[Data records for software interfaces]
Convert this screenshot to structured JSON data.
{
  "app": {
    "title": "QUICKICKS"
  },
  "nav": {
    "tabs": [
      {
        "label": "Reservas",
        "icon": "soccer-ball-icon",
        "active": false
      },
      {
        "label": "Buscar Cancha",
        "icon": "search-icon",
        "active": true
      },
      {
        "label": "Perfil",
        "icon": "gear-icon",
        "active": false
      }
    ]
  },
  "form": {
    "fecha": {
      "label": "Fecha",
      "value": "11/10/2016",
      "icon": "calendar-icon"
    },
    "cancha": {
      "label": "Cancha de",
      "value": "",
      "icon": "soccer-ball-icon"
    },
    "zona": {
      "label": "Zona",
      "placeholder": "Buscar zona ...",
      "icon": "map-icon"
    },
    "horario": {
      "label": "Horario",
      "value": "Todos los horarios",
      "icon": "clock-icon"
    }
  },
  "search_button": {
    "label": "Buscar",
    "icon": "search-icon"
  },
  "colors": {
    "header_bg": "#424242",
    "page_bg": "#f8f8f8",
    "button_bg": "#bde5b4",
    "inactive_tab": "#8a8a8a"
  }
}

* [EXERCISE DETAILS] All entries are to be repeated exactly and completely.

* [SOLUTION BELOW]
Convert this screenshot to structured JSON data.
{
  "app": {
    "title": "QUICKICKS"
  },
  "nav": {
    "tabs": [
      {
        "label": "Reservas",
        "icon": "soccer-ball-icon",
        "active": false
      },
      {
        "label": "Buscar Cancha",
        "icon": "search-icon",
        "active": true
      },
      {
        "label": "Perfil",
        "icon": "gear-icon",
        "active": false
      }
    ]
  },
  "form": {
    "fecha": {
      "label": "Fecha",
      "value": "11/10/2016",
      "icon": "calendar-icon"
    },
    "cancha": {
      "label": "Cancha de",
      "value": "",
      "icon": "soccer-ball-icon"
    },
    "zona": {
      "label": "Zona",
      "placeholder": "Buscar zona ...",
      "icon": "map-icon"
    },
    "horario": {
      "label": "Horario",
      "value": "Todos los horarios",
      "icon": "clock-icon"
    }
  },
  "search_button": {
    "label": "Buscar",
    "icon": "search-icon"
  },
  "colors": {
    "header_bg": "#424242",
    "page_bg": "#f8f8f8",
    "button_bg": "#bde5b4",
    "inactive_tab": "#8a8a8a"
  }
}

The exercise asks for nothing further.